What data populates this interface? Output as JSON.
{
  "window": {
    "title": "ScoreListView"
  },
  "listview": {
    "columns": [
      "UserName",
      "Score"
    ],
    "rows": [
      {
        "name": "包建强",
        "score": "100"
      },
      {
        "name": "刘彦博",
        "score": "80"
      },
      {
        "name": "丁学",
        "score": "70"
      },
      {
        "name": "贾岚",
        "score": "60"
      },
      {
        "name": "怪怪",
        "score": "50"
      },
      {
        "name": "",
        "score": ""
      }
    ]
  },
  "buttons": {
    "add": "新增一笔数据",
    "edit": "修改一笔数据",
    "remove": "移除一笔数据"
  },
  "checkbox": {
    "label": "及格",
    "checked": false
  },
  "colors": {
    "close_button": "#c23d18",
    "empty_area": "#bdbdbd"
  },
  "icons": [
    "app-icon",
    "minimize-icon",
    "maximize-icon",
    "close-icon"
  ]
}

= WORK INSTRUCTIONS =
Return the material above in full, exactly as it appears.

= YOUR SOLUTION =
What data populates this interface? Output as JSON.
{
  "window": {
    "title": "ScoreListView"
  },
  "listview": {
    "columns": [
      "UserName",
      "Score"
    ],
    "rows": [
      {
        "name": "包建强",
        "score": "100"
      },
      {
        "name": "刘彦博",
        "score": "80"
      },
      {
        "name": "丁学",
        "score": "70"
      },
      {
        "name": "贾岚",
        "score": "60"
      },
      {
        "name": "怪怪",
        "score": "50"
      },
      {
        "name": "",
        "score": ""
      }
    ]
  },
  "buttons": {
    "add": "新增一笔数据",
    "edit": "修改一笔数据",
    "remove": "移除一笔数据"
  },
  "checkbox": {
    "label": "及格",
    "checked": false
  },
  "colors": {
    "close_button": "#c23d18",
    "empty_area": "#bdbdbd"
  },
  "icons": [
    "app-icon",
    "minimize-icon",
    "maximize-icon",
    "close-icon"
  ]
}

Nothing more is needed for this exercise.